# Work required
In the records that follow, find each line with "avatar" and pull it out.

┌─ Data records

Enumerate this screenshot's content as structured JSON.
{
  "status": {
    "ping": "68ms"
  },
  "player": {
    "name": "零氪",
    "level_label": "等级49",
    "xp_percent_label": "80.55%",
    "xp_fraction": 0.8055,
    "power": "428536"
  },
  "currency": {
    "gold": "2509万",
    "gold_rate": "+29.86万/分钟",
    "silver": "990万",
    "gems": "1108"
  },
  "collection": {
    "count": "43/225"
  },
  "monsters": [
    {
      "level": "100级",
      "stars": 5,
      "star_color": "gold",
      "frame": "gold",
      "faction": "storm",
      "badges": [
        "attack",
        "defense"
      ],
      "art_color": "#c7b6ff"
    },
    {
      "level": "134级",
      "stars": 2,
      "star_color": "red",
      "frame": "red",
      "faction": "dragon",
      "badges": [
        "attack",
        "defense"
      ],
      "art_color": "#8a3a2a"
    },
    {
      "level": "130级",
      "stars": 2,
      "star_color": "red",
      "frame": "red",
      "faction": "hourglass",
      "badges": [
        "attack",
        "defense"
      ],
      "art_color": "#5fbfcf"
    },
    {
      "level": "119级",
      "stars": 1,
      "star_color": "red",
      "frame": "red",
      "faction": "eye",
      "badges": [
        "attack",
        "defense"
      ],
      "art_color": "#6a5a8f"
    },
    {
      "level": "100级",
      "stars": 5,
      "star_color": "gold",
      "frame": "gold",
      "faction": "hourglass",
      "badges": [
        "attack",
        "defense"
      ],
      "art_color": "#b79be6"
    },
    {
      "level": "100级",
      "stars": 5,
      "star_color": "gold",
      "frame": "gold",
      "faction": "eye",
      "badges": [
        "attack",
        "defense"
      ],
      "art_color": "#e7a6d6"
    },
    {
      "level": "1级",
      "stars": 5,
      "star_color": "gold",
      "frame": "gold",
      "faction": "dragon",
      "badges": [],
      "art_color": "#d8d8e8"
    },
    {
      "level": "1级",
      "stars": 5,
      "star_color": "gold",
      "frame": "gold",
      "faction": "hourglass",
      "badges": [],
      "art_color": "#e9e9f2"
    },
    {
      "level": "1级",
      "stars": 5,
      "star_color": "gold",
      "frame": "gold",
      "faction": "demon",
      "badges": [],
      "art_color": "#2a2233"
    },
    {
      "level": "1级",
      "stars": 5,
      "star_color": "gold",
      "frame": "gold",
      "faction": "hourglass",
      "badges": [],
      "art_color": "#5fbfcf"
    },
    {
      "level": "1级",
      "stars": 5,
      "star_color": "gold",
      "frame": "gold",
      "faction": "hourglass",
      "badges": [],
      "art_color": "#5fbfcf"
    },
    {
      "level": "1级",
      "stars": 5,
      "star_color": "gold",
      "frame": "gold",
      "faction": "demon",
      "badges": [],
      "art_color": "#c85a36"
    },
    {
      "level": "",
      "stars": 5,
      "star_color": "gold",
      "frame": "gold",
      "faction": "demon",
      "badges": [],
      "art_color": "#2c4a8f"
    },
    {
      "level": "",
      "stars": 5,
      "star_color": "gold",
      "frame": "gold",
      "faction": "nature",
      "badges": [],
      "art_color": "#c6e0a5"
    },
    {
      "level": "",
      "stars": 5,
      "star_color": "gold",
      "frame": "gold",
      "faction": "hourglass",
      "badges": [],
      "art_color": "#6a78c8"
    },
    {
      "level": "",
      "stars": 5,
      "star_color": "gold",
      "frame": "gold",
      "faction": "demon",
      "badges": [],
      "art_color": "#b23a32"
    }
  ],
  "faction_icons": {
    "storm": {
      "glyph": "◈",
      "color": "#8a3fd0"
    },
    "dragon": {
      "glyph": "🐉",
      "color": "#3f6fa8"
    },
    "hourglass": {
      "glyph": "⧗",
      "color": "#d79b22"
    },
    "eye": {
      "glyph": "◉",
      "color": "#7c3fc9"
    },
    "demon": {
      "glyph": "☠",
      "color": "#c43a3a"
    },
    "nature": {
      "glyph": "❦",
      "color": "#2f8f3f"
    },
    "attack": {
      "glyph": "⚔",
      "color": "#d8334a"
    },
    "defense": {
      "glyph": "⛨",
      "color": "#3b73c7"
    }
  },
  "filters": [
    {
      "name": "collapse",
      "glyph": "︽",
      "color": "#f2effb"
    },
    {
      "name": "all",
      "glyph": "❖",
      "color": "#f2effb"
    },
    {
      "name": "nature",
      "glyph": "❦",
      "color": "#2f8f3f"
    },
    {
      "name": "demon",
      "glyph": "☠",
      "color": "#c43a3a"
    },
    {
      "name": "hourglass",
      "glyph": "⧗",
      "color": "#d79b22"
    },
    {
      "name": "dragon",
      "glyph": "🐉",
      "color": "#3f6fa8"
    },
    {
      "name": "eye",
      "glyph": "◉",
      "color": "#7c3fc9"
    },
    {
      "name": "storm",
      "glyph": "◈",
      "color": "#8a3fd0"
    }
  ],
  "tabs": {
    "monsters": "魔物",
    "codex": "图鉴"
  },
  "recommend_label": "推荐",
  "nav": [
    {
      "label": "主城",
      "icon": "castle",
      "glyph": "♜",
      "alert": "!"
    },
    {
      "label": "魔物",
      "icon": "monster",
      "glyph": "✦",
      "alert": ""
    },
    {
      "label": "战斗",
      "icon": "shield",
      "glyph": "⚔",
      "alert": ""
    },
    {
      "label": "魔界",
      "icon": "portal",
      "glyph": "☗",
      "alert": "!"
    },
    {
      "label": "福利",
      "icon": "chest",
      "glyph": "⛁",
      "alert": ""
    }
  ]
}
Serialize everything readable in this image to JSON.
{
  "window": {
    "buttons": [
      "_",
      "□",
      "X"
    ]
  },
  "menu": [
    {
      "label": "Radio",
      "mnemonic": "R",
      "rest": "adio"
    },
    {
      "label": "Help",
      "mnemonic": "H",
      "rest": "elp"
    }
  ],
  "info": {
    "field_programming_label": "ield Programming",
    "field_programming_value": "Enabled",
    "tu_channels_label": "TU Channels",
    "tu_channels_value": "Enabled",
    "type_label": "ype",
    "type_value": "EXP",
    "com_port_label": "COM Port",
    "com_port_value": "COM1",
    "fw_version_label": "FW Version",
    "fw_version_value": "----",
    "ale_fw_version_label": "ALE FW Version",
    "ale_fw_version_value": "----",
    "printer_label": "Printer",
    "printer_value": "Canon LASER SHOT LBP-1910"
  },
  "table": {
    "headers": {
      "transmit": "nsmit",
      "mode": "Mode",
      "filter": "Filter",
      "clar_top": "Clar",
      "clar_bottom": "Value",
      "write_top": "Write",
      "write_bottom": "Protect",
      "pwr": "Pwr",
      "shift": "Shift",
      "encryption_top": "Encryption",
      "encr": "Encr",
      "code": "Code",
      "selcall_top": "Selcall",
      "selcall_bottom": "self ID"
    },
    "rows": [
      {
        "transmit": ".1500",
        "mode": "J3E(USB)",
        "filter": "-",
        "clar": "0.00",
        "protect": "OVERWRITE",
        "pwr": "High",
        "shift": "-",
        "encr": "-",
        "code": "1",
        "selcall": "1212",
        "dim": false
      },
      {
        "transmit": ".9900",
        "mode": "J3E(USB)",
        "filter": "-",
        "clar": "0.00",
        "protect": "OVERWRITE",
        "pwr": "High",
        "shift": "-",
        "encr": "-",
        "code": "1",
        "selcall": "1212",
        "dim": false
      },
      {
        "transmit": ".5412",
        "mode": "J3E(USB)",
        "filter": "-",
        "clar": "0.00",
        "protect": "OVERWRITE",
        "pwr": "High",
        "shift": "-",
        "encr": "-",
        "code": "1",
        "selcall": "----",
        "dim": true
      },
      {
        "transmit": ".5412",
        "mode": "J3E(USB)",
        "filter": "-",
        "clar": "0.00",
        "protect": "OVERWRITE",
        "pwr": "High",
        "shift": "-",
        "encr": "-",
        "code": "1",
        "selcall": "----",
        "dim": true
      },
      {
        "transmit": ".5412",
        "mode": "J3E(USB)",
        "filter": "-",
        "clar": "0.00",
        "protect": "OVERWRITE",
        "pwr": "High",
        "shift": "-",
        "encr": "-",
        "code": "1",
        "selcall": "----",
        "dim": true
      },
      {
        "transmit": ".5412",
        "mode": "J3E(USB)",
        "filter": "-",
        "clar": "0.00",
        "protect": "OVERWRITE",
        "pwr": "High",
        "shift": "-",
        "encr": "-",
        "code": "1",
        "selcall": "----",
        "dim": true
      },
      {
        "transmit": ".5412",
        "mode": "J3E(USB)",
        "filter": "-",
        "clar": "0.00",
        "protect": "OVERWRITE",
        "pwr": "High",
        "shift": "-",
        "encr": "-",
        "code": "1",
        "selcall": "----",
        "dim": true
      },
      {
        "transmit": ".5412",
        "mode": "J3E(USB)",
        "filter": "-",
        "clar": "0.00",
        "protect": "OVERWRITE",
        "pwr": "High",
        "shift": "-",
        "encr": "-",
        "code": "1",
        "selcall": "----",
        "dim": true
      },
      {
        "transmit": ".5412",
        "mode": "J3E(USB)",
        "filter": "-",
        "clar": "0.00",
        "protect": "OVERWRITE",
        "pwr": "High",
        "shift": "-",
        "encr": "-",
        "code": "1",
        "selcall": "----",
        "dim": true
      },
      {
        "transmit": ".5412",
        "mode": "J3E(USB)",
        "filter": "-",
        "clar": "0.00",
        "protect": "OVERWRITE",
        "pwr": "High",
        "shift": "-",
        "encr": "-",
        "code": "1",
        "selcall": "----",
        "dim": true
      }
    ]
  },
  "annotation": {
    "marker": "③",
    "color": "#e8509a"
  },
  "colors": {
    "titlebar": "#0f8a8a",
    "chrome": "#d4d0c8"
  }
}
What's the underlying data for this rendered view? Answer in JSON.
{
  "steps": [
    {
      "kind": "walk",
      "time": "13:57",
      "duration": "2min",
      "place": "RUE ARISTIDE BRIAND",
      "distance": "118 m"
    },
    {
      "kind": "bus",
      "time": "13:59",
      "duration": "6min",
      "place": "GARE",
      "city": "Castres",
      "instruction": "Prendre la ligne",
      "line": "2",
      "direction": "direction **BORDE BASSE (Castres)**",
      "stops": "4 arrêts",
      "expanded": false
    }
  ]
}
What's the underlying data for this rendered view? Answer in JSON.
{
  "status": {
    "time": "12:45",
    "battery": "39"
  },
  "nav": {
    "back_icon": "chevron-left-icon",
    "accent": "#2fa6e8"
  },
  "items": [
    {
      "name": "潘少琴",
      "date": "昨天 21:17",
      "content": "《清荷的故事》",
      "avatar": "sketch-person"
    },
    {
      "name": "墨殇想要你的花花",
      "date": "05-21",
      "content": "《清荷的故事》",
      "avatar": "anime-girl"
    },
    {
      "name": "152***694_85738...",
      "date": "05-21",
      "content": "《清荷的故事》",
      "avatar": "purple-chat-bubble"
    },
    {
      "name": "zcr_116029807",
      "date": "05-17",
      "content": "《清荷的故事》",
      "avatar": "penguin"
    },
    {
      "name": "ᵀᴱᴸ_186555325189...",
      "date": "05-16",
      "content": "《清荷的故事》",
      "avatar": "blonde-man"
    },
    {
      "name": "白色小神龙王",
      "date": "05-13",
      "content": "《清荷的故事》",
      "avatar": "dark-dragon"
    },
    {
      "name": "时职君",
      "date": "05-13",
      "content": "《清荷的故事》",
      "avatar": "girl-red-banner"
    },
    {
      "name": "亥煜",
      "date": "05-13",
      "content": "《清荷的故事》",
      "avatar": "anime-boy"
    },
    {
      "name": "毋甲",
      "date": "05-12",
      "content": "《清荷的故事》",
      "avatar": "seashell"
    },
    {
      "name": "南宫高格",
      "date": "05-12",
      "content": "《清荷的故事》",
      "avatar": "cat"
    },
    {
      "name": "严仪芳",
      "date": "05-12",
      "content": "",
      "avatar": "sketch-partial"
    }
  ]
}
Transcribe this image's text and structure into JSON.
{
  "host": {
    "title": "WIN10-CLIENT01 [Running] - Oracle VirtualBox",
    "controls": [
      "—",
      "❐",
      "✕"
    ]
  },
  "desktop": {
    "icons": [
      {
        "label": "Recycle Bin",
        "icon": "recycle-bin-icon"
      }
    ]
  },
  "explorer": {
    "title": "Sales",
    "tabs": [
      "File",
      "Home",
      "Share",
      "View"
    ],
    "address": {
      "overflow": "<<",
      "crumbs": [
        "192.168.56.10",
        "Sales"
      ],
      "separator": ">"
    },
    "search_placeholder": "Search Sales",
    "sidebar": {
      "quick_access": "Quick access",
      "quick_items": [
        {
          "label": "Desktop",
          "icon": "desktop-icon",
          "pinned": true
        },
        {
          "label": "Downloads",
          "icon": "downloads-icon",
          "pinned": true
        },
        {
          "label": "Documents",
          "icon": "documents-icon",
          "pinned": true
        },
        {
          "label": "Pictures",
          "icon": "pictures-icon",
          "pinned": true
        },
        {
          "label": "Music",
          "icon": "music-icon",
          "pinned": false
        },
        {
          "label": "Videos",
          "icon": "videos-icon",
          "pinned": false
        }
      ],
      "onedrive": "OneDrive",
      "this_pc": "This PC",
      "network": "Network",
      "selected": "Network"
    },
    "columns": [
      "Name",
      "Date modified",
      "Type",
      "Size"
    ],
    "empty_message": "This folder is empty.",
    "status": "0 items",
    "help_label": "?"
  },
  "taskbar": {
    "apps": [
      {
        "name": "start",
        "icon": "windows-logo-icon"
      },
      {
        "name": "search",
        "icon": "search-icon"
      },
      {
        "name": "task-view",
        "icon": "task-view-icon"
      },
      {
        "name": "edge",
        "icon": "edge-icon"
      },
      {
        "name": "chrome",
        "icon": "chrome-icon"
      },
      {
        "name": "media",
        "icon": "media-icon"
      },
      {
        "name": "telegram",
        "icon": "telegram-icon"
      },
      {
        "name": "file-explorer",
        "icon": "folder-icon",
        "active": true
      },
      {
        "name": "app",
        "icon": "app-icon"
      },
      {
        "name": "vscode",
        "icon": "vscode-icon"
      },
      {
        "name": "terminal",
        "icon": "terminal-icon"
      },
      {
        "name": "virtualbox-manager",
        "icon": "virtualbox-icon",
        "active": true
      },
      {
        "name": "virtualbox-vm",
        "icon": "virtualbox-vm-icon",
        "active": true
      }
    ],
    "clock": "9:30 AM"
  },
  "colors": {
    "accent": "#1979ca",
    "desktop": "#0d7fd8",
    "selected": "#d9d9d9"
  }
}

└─

# Result
      "avatar": "sketch-person"
      "avatar": "anime-girl"
      "avatar": "purple-chat-bubble"
      "avatar": "penguin"
      "avatar": "blonde-man"
      "avatar": "dark-dragon"
      "avatar": "girl-red-banner"
      "avatar": "anime-boy"
      "avatar": "seashell"
      "avatar": "cat"
      "avatar": "sketch-partial"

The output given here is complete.